The Governor of American Samoa is asking the Interior Department for money to explore a review of the territory's political status. The biggest employer - the Starkist Tuna cannery says a minimum wage hike and federal restrictions on fishing could force the company to relocate. A frustrated local government says those policies are outside its control. We have more from Neal Conan in the Pacific News Minute.
Last month - the National Marine Fisheries Service rejected a petition to exempt American Samoa from restrictions intended to conserve dwindling populations of tuna. At just about the same time, a minimum wage hike of forty cents an hour took effect. In a statement to an industry website called Undercurrent News - Starkist said American Samoa used to have three factors in its favor: duty free access to the US market, a wage system reflective of the local, not the mainland economy, and a reliable supply of direct delivered fish. "All those factors have been negatively impacted in the last six months," the company said, and noted that the pending Trans Pacific Partnership would increase competition from countries like Vietnam.
Starkist - owned by a South Korean conglomerate Dongwon Industries may relocate to Ecuador or Senegal.
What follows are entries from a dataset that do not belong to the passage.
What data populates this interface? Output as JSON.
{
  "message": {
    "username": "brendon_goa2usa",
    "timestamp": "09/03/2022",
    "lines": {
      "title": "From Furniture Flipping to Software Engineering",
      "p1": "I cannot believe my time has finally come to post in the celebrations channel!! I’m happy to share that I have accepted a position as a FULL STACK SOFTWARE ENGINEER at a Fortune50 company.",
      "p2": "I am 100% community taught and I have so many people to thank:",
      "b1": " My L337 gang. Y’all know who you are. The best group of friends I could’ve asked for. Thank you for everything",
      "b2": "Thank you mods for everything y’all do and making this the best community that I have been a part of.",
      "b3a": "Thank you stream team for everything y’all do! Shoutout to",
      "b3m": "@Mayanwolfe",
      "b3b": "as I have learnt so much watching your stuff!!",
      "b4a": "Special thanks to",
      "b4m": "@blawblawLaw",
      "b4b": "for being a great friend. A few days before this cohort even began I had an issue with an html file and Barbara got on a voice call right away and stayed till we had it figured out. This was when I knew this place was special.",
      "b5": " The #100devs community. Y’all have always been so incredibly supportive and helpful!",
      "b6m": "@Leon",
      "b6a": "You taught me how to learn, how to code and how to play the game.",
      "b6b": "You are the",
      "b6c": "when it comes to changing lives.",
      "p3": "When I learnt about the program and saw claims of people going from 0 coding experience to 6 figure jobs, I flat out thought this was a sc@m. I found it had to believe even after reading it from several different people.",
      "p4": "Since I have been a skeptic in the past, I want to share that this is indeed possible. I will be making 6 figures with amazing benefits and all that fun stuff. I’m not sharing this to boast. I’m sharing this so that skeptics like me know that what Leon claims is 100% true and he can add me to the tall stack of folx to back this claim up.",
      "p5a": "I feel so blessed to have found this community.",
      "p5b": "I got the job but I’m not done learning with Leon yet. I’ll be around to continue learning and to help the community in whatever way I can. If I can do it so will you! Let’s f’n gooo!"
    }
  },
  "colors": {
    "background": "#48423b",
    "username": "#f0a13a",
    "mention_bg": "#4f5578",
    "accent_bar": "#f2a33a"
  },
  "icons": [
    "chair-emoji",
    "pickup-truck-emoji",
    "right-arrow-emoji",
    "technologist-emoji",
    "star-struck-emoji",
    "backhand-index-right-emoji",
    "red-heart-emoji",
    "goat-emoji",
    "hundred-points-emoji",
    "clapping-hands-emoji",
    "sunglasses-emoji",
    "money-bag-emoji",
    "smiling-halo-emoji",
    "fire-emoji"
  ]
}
Starkist and TriMarine, the other cannery - are by far the territory's largest employers. This week Governor Lolo Moliga called a meeting with the local legislature: the Fono, which decided to take the first steps toward a constitutional review, which could eventually lead to greater autonomy, or even independence. American Samoa has been an unincorporated territory of the United States since the turn of the twentieth century. It's on the United Nations list of non-self-governing territories - changes proposed by the last constitutional review were defeated by voters in 2010.